Fire trucks not sent because 911 operator misunderstood word
HAMILTON COUNTY, TN. (WRCB)-- Heinz Lange told Channel 3 he called 911 twice before a fire crew was sent to his home for the first of two fires June 30th. After 911 officials reviewed the tapes, they determined the mistake was on their end.
It wasn't that they ignored the first call, they misunderstood what the homeowner was requesting. In the recording, you can hear the caller say his house is on fire. The dispatcher thought he said his heart is on fire.
Homeowner Heinz Lange woke to smoke in his home on Bobby Dale Lane. He crawled out the window and quickly called 911:
Lange: I think my house is on fire.
911: Are you breathing normally?
Lange: Yeah, I'm okay.
911: Do you have any cardiac history?
Lange: Yea, but I'm ok.
911: So you don't want an ambulance anymore?
Lange: No, no.
Because of the miscommunication, the message wasn't relayed to the fire department, creating the need for a second call almost a half hour later:
Lange: I called earlier about a fire in my house. Are they on their way? What happened? What happened? Nobody coming?
911: We're getting them started that way, sir.
911 Executive Director John Stuermer says they're taking full responsibility for the communication breakdown.
"After the initial caller said his house is on fire, our call taker immediately started to ask questions on medical," says Stuermer. "It's not the caller's fault, we should have heard it right the first time."
Stuermer says the biggest issue was no one brought up the word fire after the initial reference. As rare as this incident is, Stuermer says a lesson will be learned.

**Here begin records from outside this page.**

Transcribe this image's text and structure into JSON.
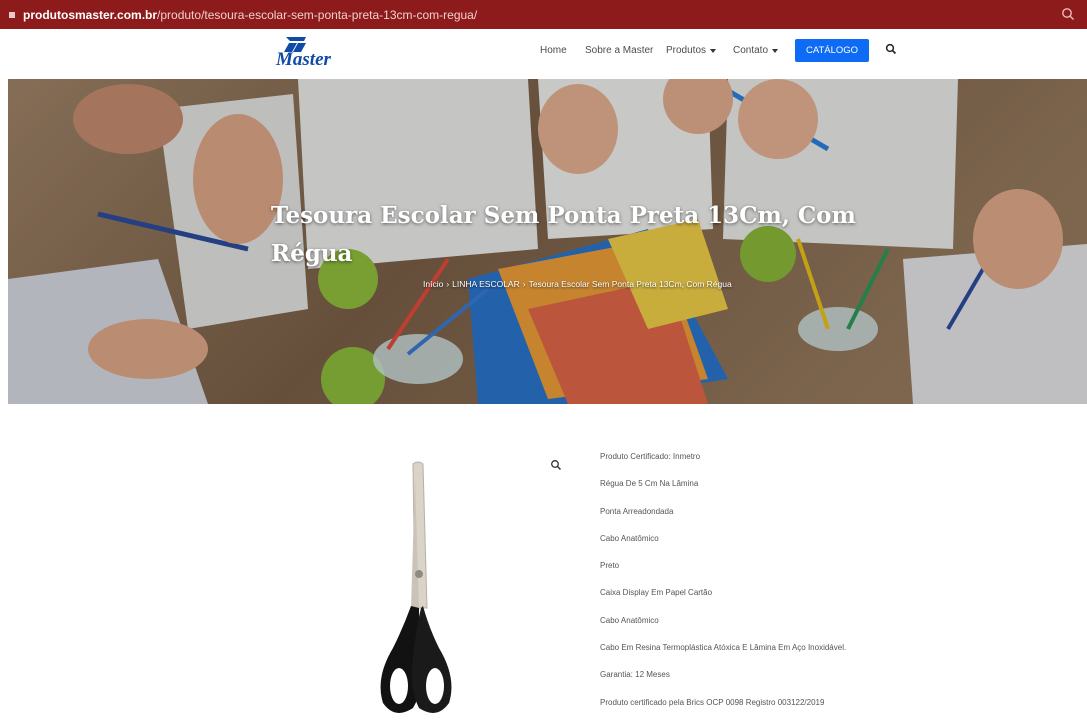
{
  "browser": {
    "url_host": "produtosmaster.com.br",
    "url_path": "/produto/tesoura-escolar-sem-ponta-preta-13cm-com-regua/",
    "search_icon": "search-icon"
  },
  "header": {
    "logo_text": "Master",
    "nav": [
      "Home",
      "Sobre a Master",
      "Produtos",
      "Contato"
    ],
    "catalog_label": "CATÁLOGO",
    "accent_color": "#0d6bf5"
  },
  "hero": {
    "title": "Tesoura Escolar Sem Ponta Preta 13Cm, Com Régua",
    "breadcrumb": [
      "Início",
      "LINHA ESCOLAR",
      "Tesoura Escolar Sem Ponta Preta 13Cm, Com Régua"
    ],
    "breadcrumb_sep": "›"
  },
  "product": {
    "zoom_icon": "zoom-icon",
    "specs": [
      "Produto Certificado: Inmetro",
      "Régua De 5 Cm Na Lâmina",
      "Ponta Arreadondada",
      "Cabo Anatômico",
      "Preto",
      "Caixa Display Em Papel Cartão",
      "Cabo Anatômico",
      "Cabo Em Resina Termoplástica Atóxica E Lâmina Em Aço Inoxidável.",
      "Garantia: 12 Meses",
      "Produto certificado pela Brics OCP 0098 Registro 003122/2019"
    ]
  },
  "colors": {
    "urlbar": "#8e1b1b",
    "brand_blue": "#0f4aa8"
  }
}
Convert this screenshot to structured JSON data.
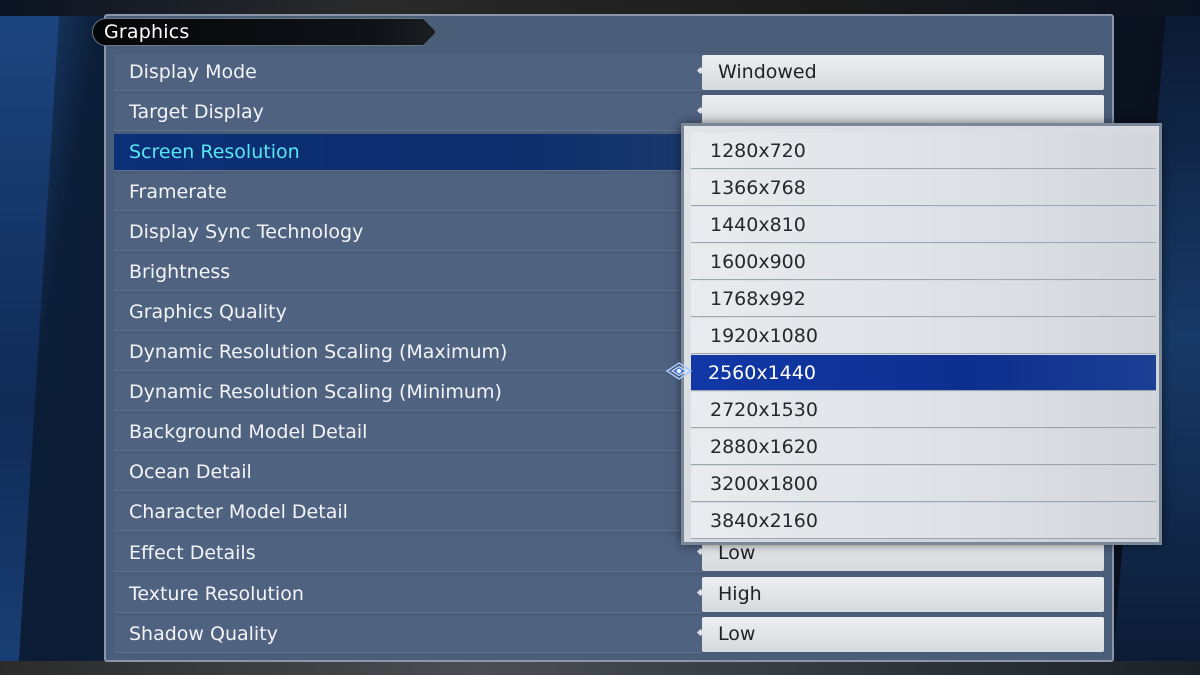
{
  "panel": {
    "title": "Graphics"
  },
  "settings": [
    {
      "label": "Display Mode",
      "value": "Windowed"
    },
    {
      "label": "Target Display",
      "value": ""
    },
    {
      "label": "Screen Resolution",
      "value": ""
    },
    {
      "label": "Framerate",
      "value": ""
    },
    {
      "label": "Display Sync Technology",
      "value": ""
    },
    {
      "label": "Brightness",
      "value": ""
    },
    {
      "label": "Graphics Quality",
      "value": ""
    },
    {
      "label": "Dynamic Resolution Scaling (Maximum)",
      "value": ""
    },
    {
      "label": "Dynamic Resolution Scaling (Minimum)",
      "value": ""
    },
    {
      "label": "Background Model Detail",
      "value": ""
    },
    {
      "label": "Ocean Detail",
      "value": ""
    },
    {
      "label": "Character Model Detail",
      "value": ""
    },
    {
      "label": "Effect Details",
      "value": "Low"
    },
    {
      "label": "Texture Resolution",
      "value": "High"
    },
    {
      "label": "Shadow Quality",
      "value": "Low"
    }
  ],
  "selected_setting": "Screen Resolution",
  "resolution_dropdown": {
    "options": [
      "1280x720",
      "1366x768",
      "1440x810",
      "1600x900",
      "1768x992",
      "1920x1080",
      "2560x1440",
      "2720x1530",
      "2880x1620",
      "3200x1800",
      "3840x2160"
    ],
    "selected": "2560x1440"
  },
  "colors": {
    "panel": "#4a5d79",
    "selected_row": "#0b2f78",
    "selected_label": "#58e6f0",
    "selected_option": "#1238a8"
  }
}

"These are things that we're looking at now; what do we do to minimize the chance of that happening again," adds Stuermer.